═════ MATERIAL TO PROCESS ═════

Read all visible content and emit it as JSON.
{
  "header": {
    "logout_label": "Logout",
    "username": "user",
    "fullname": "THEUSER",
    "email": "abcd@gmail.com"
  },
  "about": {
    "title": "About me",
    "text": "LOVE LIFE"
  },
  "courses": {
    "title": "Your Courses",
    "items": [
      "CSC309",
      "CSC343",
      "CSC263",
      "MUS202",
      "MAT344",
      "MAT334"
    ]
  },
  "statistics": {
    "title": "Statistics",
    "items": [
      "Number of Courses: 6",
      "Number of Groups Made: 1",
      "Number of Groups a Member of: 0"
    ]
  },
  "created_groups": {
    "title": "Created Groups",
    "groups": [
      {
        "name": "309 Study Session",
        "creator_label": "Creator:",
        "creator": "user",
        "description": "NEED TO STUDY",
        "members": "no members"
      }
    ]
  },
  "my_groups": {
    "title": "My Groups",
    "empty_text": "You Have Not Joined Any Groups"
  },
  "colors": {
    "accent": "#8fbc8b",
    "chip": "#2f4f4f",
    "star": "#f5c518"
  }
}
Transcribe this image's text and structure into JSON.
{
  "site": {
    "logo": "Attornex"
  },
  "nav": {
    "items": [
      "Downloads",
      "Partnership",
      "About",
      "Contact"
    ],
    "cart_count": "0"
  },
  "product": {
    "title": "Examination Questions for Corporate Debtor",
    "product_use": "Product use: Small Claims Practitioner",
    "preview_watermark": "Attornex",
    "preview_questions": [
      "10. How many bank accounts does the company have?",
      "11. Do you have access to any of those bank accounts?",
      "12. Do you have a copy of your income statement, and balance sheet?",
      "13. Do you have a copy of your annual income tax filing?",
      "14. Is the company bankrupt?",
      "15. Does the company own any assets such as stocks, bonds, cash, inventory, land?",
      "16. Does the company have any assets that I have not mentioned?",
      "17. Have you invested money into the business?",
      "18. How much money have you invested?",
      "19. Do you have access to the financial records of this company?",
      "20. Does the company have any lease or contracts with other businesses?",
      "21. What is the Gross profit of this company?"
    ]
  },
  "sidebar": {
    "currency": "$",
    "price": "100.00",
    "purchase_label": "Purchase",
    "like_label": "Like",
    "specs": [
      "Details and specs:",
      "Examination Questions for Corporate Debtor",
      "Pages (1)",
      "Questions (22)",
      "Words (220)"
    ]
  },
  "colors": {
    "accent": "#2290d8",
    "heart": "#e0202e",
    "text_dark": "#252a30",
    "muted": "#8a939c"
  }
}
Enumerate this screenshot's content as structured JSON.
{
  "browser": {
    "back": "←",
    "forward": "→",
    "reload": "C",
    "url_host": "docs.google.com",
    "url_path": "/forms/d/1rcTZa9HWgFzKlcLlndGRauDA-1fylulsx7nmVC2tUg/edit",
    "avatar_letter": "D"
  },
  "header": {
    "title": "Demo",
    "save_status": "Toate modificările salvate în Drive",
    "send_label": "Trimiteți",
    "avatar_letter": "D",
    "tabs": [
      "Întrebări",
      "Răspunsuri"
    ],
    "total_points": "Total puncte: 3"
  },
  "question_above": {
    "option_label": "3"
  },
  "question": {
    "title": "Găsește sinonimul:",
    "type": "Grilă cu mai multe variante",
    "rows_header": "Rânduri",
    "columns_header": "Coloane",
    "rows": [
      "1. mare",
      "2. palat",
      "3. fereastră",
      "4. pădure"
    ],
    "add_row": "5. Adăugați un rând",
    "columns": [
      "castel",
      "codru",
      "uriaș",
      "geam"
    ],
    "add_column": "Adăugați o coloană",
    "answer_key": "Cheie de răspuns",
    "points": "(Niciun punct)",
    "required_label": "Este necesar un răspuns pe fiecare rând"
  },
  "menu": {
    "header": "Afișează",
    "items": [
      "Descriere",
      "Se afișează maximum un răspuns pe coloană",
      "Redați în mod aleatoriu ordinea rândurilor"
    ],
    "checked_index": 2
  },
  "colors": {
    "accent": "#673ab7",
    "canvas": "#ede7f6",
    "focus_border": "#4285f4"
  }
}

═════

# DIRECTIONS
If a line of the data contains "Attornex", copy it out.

# ANSWER TO THIS PROBLEM
    "logo": "Attornex"
    "preview_watermark": "Attornex",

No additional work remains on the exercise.